Chilblains are uncomfortable lesions on the skin which characteristically show up on the toes in wintry environments. They are certainly not as a result of what is commonly thought of as poor circulation however are because of a poor response of the blood flow to variations in temperature in wintry environments. Those people who are healthy with excellent blood circulation still get chilblains and the source of them isn't totally clear. They appear at first as tiny reddish colored areas on the toes which can be itchy. They later take on a dark bluish colour as waste materials accumulate within the skin. The simplest way to take care of chilblains would be to not get them by preventing them. This is done by continuing to keep the foot warm instead of allowing it to get cold. If the foot should become cool, then it's extremely important that it is warmed up gradually over time. A too fast warming up by, for instance, putting the cold foot in front of a source of heat is generally considered as just what results in a chilblain.
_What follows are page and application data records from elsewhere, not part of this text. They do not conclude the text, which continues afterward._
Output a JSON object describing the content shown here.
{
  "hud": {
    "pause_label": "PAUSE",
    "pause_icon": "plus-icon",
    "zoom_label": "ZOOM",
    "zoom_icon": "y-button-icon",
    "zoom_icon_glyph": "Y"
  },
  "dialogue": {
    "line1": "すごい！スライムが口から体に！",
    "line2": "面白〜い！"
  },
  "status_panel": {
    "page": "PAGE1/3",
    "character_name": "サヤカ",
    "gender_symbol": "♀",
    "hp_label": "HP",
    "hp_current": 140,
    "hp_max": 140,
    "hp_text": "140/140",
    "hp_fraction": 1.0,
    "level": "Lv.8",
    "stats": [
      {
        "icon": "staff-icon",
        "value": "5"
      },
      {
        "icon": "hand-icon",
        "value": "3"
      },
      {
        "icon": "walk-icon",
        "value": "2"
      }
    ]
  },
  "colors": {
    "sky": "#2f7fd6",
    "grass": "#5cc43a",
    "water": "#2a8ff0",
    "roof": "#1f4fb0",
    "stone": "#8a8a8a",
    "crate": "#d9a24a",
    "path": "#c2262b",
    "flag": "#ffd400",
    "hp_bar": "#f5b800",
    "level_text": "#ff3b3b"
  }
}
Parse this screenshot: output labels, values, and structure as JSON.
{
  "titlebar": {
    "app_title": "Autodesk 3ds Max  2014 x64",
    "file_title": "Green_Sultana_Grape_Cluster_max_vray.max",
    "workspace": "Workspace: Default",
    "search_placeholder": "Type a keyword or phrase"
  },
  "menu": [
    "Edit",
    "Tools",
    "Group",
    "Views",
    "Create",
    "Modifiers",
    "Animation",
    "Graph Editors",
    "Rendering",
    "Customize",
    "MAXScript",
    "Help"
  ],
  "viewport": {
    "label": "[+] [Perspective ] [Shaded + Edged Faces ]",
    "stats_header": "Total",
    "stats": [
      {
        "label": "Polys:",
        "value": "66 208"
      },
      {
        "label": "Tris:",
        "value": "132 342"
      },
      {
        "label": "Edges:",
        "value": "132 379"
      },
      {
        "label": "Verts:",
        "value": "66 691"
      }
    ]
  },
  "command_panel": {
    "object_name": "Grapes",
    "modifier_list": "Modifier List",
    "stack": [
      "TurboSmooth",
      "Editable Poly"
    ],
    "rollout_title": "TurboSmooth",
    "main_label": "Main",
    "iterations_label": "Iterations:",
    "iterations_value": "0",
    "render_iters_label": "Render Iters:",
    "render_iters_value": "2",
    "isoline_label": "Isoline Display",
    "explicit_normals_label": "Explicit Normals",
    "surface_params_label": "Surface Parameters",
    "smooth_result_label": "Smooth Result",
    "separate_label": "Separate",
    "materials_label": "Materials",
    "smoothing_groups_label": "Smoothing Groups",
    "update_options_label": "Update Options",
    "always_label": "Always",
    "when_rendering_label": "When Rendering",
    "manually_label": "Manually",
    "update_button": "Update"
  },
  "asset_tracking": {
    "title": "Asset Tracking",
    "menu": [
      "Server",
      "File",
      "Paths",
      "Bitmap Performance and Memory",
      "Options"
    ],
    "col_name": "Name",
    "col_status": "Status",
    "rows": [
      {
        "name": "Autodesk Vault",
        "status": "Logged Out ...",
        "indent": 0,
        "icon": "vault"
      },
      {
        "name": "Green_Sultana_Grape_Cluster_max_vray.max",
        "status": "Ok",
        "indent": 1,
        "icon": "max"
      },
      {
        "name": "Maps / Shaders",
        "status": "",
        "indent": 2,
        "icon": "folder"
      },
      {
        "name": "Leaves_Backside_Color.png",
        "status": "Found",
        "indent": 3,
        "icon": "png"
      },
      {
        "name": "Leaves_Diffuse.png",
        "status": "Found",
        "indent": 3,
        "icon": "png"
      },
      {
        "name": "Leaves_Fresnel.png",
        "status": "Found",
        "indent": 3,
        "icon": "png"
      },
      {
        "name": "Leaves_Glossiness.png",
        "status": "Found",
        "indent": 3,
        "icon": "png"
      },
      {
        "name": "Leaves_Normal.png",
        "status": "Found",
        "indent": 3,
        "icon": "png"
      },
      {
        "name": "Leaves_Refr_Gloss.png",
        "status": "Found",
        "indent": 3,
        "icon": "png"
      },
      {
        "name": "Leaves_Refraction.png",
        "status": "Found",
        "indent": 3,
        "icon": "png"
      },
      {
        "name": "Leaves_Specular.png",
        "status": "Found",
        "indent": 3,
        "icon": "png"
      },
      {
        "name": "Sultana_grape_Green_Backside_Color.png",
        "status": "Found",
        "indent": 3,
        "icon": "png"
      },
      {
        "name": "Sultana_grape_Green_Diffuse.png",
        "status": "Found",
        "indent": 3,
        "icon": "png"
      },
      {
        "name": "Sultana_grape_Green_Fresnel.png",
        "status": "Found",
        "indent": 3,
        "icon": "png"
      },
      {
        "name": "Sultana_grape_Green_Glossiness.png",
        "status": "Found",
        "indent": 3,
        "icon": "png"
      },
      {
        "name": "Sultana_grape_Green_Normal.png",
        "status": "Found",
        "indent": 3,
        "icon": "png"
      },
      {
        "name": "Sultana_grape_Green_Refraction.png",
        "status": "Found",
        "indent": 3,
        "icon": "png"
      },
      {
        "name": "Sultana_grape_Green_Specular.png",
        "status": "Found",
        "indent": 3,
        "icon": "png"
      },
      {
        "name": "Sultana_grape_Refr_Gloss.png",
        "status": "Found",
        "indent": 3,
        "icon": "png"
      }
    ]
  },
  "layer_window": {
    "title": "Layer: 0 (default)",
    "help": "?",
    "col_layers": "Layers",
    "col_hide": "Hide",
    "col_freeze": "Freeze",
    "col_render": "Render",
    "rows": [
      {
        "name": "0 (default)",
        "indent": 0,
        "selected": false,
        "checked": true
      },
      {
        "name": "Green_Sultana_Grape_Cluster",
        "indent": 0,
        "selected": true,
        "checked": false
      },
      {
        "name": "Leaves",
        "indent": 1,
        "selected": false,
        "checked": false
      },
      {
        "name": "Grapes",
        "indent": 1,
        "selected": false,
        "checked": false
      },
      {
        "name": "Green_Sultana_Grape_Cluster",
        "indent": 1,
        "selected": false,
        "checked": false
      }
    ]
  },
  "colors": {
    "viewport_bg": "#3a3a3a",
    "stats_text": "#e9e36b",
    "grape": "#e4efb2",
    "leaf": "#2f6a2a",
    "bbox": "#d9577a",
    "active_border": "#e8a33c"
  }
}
Once a chilblain develops, different ointments can be used to help the blood flow as well as promote the removing of the waste materials. It is essential that the chilblain is protected from the shoe pressure with bandages of some kind.
There are number of unknowns about chilblains that medical research hasn't yet uncovered. One of those is the fact that you can find quite a significant group of individuals who once suffered from them and then one winter they just ceased occurring and have certainly not happened again. If you search and ask them what changed the year that the chilblains did not occur, you typically will discover next to nothing. There was no difference in their health status or eating habits nor other things that could be identified. Obviously, if the reason for this could be identified then that has the possibility to open up a significant avenue for controlling individuals with active chilblains.